It was divine.
On days when we were at a loss for a stick or makeshift ball, we turned to other forms of entertainment such as flattening pennies on the railroad tracks and strategically placing ketchup packets from fast foods restaurants on the small two lane road right in front of her home.
Needless to say, there were a few cars that were simply splattered with a thin paste of tomato and high fructose corn syrup.
When we heard tires squealing and angry shouts blaring over 90s rock anthems, we quickly retreated indoors to play a rousing game of Monopoly or Operation while the men of the house watched sports, over the mothers’ tired shouts of, “You need to stay IN or OUT!”
Memorial Day was always a huge event.
We would rise early, grab any last minute items at the Piggly Wiggly, and set forth on a 45-minute excursion on the winding roads through Briceville, heading to the top of a mountain where many of our family members were laid to rest.

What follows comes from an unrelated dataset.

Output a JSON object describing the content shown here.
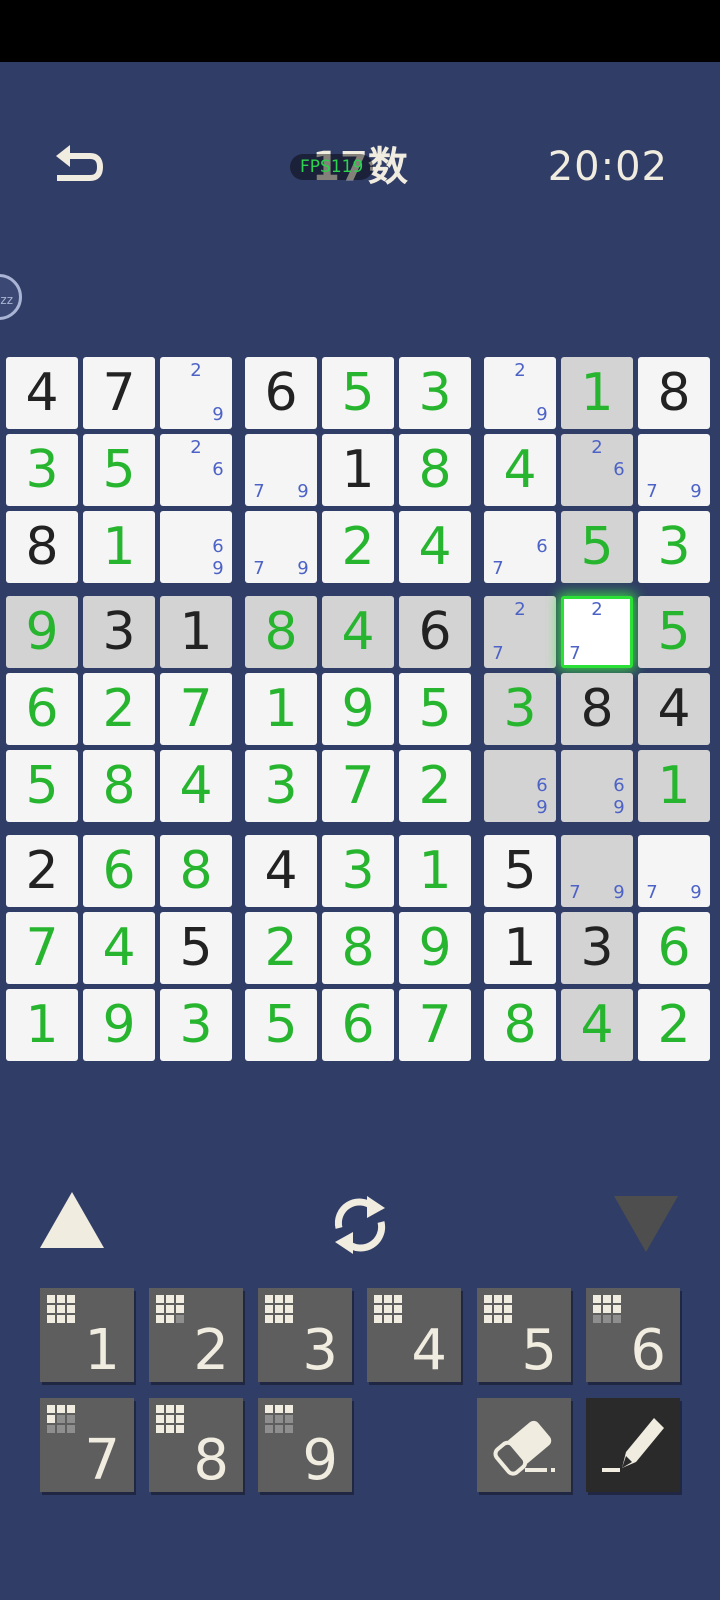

The grass was tall and the cabins were in shambles, which made them perfect for hide and seek. None of the homes had indoor plumbing, so we were very familiar with outhouses and a JCPenney catalog. After a heaping helping of fried chicken and mashed potatoes, we began the one-mile trek in the blinding heat straight up a heavily rutted mountain road to reach the gravesite. We danced around the sound of cicadas and searched aimlessly for a headstone that simply read “LEG.”
Summer makes me breathe deep and long for the simpler moments childhood offered in a seemingly endless supply. It is time to take back summer. Break out the bug spray, find a good, solid stick, and get outside. Those emails and text messages can wait. Memories are begging to be made.